When I first heard about The Well’s month-long #Reflect4Rosh social media campaign of introspection and gratitude leading up to Rosh Hashanah, my immediate thought was: “Oh, so it’s like everyone’s gratitude posts during the month of November, leading up to Thanksgiving.” And yet, when I looked a bit closer, I was surprised to see that the first step they advocated in their 3-step process wasn’t to post what you were grateful for that day – rather, it was to STOP (Step 1). I was being encouraged to pause and breathe. Mindfulness is something I’ve been working on – and I know many feel like I do that it’s difficult these days to unplug and take moments to just breathe. So, I loved the idea of taking a moment every day where I remind myself to pause and take a deep breath. So far, so good.
I was then encouraged to REFLECT (Step 2) - not just on the day, but on the year that had passed. What were the highlights? What were the lowlights? What did I do this year that I want to repeat next year? What did I do this year that I don’t want to repeat next year? What was the good, the bad, the let’s-not-discuss-in-public of your year? Given that I’m trying to be more mindful and present in my day-to-day life while also viewing my life holistically, reflecting sounded good too. And then, only after stopping and reflecting, was I invited to SHARE (Step 3) each day – the easy part!
So, I engaged with the process. After breathing and reflecting, I posted each day to Facebook. As time went on, I created a list of topics I wanted to post about. I found myself anticipating posting my daily reflection, and looked forward to taking that moment to breathe, in and out. Sometimes I posted pictures (photography is one of my passions and I was more than happy to incorporate it into this project) and sometimes I quoted song lyrics, or discussed other passions of mine. Oftentimes I wound up posting about something that had happened that day, or about some conversation I recently had that intrigued me. I found myself looking forward to posting my daily reflections, thoughts and questions. I invited audience feedback, and was surprised my Facebook posts received so much interaction. I even received comments (from both Jews and non-Jews) about how much people enjoyed my posts and enjoyed discussing them. I suppose I wasn’t overly surprised when I later learned that over 91,000 unique individuals around the world engaged with The Well’s #Reflect4Rosh campaign this fall, with participants from Detroit to Los Angeles to Capetown to Argentina to Tel Aviv, and everywhere in between!
In some ways, I felt like I was fighting my own war of positivity on Facebook. The election talk was heating up and Facebook (or at least my feed) was surrounded by negativity.
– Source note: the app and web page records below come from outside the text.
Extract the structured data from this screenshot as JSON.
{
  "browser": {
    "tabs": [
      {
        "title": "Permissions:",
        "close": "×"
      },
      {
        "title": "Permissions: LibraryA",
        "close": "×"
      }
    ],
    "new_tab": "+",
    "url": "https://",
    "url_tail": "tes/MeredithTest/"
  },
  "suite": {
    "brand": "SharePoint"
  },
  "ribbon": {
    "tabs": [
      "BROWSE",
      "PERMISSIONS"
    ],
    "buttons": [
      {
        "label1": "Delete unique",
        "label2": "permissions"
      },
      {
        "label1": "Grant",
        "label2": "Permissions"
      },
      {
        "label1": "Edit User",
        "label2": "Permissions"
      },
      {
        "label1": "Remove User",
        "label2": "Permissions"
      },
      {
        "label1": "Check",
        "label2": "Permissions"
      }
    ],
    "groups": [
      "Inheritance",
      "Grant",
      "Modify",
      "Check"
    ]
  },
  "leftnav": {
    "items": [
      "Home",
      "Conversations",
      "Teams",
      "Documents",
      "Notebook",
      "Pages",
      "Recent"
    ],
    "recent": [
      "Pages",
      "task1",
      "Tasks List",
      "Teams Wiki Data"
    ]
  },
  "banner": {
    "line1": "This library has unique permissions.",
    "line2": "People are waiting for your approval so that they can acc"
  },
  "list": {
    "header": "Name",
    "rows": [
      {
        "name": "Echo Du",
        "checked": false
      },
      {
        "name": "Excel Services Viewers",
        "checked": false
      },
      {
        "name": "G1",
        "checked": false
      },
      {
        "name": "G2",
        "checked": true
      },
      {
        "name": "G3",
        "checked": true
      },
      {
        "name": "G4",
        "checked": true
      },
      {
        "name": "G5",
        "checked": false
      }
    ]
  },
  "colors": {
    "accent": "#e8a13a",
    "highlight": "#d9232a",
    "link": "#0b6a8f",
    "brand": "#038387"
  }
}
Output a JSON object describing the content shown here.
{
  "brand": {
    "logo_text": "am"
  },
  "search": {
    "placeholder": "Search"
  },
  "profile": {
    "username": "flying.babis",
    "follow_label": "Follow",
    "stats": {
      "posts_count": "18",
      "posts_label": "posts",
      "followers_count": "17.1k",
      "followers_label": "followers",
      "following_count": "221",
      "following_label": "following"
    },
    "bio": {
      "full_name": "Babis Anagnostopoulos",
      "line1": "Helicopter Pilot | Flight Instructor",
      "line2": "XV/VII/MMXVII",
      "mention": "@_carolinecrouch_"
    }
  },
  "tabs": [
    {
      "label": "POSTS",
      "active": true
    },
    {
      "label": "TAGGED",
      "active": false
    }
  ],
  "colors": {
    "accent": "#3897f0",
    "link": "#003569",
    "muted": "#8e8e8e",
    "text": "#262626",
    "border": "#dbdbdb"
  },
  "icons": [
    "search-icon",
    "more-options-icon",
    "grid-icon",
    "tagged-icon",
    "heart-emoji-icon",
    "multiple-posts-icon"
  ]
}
My #Reflect4Rosh posts became an oasis, a positive moment shared by anyone who chose to read or comment on my thoughts and me. One of my most-commented upon posts was when I reflected on personal changes that I want to make in the year ahead and asked people what kinds of people they aspire to be… in three words or less. It’s hard to limit yourself to only three words. But the response was incredibly positive, and the words that came up most often were: loving, kind and compassionate.
I admittedly “missed” a couple of days during the month, forgetting to post or being overly occupied with other life moments. But the beauty of the project was that each day of the month was indeed a new one, and there was no guilt associated with life happening. Admittedly, I also loved that the way The Well launched #Reflect4Rosh globally was by sending kazoos to social media influencers around the world and inviting them to record and post videos of themselves blowing them like shofars!
As the month came to an end, I still had topics I wanted to discuss. I’ve selectively shared these thoughts and questions in the months since Rosh Hashanah. As the secular year now comes to an end and I reflect on 2016, I consider #Reflect4Rosh to be one of the highlights. It gave me a chance to engage with my community and myself in a new way, and mostly, in this crazy, busy world, it offered me a chance to Stop, Reflect and Share.
As we welcome in 2017, I hope we all have the opportunity in the year ahead for moments of quiet reflection, greater compassion for each other, more love, more connection, less noise and more fun. #Reflect4Rosh
This story "For A Great 2017, Stop, Reflect, and Share" was written by Julie Bagley.